== Provided data ==

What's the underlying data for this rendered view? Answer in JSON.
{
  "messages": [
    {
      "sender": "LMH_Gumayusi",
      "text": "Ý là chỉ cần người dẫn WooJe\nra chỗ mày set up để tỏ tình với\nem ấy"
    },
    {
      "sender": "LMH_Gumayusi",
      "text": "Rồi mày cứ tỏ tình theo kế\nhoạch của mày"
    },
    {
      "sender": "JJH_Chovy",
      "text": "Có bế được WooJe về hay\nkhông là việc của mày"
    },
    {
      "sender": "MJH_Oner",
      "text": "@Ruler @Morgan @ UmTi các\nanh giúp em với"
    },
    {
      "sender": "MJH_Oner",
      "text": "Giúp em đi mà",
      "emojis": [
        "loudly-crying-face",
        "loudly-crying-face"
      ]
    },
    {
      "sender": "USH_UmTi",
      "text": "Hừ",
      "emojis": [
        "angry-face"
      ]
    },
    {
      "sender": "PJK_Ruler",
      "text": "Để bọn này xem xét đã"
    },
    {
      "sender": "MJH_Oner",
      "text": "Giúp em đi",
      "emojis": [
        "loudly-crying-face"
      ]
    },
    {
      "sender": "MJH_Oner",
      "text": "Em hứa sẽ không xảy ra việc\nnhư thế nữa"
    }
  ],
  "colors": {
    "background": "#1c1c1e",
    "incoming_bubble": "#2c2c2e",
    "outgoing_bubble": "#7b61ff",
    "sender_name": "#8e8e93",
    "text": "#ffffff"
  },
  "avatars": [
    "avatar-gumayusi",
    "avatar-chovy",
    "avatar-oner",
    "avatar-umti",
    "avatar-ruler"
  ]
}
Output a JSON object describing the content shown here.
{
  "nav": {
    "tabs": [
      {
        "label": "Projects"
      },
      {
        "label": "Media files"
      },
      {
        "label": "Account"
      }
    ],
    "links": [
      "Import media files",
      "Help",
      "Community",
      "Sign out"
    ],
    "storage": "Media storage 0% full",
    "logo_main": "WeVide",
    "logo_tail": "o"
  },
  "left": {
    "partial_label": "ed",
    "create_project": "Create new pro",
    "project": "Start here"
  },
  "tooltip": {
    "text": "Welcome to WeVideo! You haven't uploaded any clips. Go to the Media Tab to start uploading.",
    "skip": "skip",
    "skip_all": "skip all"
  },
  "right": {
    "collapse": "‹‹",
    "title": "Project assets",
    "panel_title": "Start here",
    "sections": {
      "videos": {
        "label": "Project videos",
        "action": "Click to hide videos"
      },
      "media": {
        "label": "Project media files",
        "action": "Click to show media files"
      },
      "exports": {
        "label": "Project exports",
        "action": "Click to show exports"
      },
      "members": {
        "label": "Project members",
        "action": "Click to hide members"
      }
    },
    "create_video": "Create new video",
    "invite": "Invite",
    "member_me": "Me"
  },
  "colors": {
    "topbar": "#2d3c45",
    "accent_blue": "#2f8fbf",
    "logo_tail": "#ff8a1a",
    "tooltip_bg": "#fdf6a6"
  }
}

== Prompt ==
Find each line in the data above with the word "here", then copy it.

== Problem solution ==
Output a JSON object describing the content shown here.
    "project": "Start here"
    "panel_title": "Start here",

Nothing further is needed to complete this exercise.